Research Workshop on Valorisation

The network’s fourth workshop was hosted by the Department of Food Technology and Chemical Engineering at the Institute of Technology of Cambodia, Phnom Penh, Cambodia from 14-16 January, 2013. It focused on the valorisation of traditional processing of indigenous and underutilised fruits. Indigenous and underutilised fruits contain a large variety of potentially useful but underexploited compounds which may directly or indirectly contribute to improving local health and nutrition. While vitamins and antioxidants may have a direct impact on health, other compounds may have a more indirect impact (e.g. use of neem as an insecticides, use of essential oils to reduce antibiotic use in shrimp farming, increased local incomes through import substitution). Many of these uses are known only at local level and have not been sufficiently researched to demonstrate their effectiveness and support their commercial exploitation.

The aim of this research planning workshop was to identify one or two cases of indigenous fruit processing with a high potential for valorisation (through further research) as direct or indirect contributions to local health and nutrition.

Cambodia workshop programme

Workshop proceedings

Power point presentations given at the workshop:

Overview of Fruit Processing in Cambodia: Current Status and Future Prospects by Dr IN Sokneang, Institute of Technology of Cambodia.

Value Addition to Jackfruit (Artocarpus heterophyllus Lam) through Integrated Processing and Preservation by Dr M.A. Jalil Bhuyan, Dr. Madan Gopal Saha and Dr. Md. Atiqur Rahman, HRC, Bangladesh Agricultural Research Institute, Bangladesh.

Evaluation of some innovative process for extraction of functional extract from cashew apple waste (Anacardium occidentale, L.) by Fernando Antonio Pinto De Abreu, Manuel Dornier, Claudie Dhuique, Fabrice Vaillant and Max Reynes

Valorisation of the Vegetal Biodiversity for Food Safety: Characterisation of Antimicrobial Plant Extracts by Sarter S., Nguyen H.V. and Chu-Ky S. CIRAD-Hanoi University of Science and Technology, Vietnam.

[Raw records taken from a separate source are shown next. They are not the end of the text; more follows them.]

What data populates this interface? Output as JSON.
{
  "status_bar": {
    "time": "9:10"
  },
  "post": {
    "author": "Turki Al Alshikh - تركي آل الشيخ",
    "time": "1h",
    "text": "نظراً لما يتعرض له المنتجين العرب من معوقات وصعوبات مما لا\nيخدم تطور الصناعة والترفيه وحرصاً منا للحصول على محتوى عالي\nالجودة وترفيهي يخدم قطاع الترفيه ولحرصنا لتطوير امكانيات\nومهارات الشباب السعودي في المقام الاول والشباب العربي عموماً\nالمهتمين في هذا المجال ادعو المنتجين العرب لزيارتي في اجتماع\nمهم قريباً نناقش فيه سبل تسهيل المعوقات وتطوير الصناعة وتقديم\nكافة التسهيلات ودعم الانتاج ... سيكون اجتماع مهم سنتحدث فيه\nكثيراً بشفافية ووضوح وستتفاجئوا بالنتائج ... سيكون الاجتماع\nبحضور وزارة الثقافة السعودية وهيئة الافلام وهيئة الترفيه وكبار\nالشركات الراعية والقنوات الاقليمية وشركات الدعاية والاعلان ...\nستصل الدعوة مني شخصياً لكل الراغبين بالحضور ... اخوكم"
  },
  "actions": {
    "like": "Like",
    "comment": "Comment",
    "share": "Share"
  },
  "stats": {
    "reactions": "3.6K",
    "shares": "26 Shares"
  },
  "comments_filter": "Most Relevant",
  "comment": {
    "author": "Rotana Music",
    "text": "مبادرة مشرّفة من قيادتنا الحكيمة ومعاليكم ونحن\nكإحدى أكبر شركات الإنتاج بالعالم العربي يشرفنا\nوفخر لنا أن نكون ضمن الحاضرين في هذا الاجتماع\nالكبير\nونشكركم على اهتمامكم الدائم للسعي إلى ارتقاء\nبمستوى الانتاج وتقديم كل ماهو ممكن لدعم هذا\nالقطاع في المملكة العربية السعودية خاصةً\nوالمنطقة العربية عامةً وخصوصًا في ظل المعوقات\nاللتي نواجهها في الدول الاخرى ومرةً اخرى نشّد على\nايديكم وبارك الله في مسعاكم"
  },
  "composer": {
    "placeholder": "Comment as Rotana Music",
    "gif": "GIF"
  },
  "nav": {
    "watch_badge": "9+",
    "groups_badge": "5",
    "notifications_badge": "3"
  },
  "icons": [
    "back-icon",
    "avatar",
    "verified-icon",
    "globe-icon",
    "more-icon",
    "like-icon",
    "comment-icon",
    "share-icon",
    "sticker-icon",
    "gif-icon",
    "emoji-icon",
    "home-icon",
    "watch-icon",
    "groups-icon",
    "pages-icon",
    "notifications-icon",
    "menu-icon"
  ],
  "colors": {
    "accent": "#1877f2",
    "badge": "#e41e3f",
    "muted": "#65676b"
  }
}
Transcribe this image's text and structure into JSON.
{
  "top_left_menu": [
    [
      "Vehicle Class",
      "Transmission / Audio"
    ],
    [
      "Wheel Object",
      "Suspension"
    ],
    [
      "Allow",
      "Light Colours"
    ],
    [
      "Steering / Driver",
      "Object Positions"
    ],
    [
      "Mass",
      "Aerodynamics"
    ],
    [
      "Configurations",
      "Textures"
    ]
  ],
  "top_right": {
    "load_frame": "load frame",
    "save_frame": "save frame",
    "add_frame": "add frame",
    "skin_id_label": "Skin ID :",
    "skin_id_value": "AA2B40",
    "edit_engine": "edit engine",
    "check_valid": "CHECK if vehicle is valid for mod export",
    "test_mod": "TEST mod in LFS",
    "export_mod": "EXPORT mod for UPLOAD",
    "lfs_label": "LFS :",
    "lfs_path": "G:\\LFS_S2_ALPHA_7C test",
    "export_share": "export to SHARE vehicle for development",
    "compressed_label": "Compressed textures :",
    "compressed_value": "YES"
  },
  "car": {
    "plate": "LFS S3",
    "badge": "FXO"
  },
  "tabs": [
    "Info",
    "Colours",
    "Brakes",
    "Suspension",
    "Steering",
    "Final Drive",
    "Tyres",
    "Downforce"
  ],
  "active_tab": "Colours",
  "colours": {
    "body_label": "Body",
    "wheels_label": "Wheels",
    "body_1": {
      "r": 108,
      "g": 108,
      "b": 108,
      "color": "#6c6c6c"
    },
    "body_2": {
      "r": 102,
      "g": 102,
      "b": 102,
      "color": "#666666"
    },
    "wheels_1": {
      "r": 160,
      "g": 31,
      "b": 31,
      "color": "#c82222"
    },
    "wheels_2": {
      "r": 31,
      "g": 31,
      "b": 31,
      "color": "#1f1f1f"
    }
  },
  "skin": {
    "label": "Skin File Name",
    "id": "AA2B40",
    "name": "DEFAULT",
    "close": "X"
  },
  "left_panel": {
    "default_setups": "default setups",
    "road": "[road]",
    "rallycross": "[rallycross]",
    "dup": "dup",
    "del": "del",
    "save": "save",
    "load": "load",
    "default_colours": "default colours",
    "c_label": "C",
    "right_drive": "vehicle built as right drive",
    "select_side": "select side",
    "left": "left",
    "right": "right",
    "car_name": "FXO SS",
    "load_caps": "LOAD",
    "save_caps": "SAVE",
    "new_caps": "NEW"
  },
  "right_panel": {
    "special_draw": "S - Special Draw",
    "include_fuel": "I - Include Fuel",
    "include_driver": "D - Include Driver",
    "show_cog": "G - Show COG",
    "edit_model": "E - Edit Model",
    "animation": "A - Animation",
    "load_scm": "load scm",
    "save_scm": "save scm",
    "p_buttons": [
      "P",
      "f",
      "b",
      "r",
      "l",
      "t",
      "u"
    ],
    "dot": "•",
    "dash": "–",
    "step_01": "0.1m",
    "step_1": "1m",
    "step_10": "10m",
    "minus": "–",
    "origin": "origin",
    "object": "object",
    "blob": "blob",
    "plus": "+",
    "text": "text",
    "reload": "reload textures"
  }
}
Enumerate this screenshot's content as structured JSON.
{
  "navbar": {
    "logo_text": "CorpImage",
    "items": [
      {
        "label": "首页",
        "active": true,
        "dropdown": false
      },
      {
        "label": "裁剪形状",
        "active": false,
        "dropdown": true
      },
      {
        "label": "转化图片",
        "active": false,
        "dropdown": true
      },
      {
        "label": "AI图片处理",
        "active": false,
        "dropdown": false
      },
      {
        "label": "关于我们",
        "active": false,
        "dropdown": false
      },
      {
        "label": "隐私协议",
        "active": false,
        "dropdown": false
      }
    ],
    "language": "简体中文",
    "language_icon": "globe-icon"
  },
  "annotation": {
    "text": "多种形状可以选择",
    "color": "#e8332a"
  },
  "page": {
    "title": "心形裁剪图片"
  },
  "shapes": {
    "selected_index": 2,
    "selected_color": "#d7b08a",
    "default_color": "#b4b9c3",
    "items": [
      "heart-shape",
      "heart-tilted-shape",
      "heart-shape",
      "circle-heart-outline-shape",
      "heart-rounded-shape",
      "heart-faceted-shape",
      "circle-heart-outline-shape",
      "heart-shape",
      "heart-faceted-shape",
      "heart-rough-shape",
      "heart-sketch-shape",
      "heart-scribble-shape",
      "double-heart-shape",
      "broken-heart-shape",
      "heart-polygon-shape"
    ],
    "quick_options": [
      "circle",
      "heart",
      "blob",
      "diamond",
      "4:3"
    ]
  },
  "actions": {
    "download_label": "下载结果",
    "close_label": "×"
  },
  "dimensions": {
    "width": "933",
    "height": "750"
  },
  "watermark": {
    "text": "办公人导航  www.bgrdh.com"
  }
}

Preservation and Quality Aspects of Selected Sri Lankan Fruits by Prof Dharmasena D.A.N. Faculty of Agriculture University of Peradeniya, Sri Lanka.

Stability evaluation of anthocyanins obtained from wild Jamun (Syzygium cumini Skeels) fruits and their utilization as a food supplement  by Shailendra K Dwivedi & Vigya  Mishra, Amity International Centre For Post-Harvest Technology & Cold Chain Management, India.

Integrated Processing of Jamun (Syzygium cumini Skeels) Fruit for Value Addition and Assessment of its Impact on Health and Nutrition by Dr Susanta K. Roy, Dr Sunil Saran &  Dr Vigya Mishra Amity International Centre for Post-Harvest Technology & Cold Chain Management, India.

Reduction of tannins in compressed cashew apple juice by Ms Duong Thi Ngoc Diep, Faculty of Food Science and Technology Nong Lam University, Vietnam

Purification of Anthocyanin By polymeric Adsorbent Resins by Justine Y. Phuong P. H. Boffo, Faculty of Food Science and Technology Nong Lam University, Vietnam.

Wine Production from Cambodian Indigenous Fruits: the Case of Jamun, Mango and Tamarind by Mr. Borarin Buntong, Faculty of Agro-Industry, Royal University of Agriculture, Cambodia

Confirel and Product Presentation by HYM Piseth,  CONFIREL.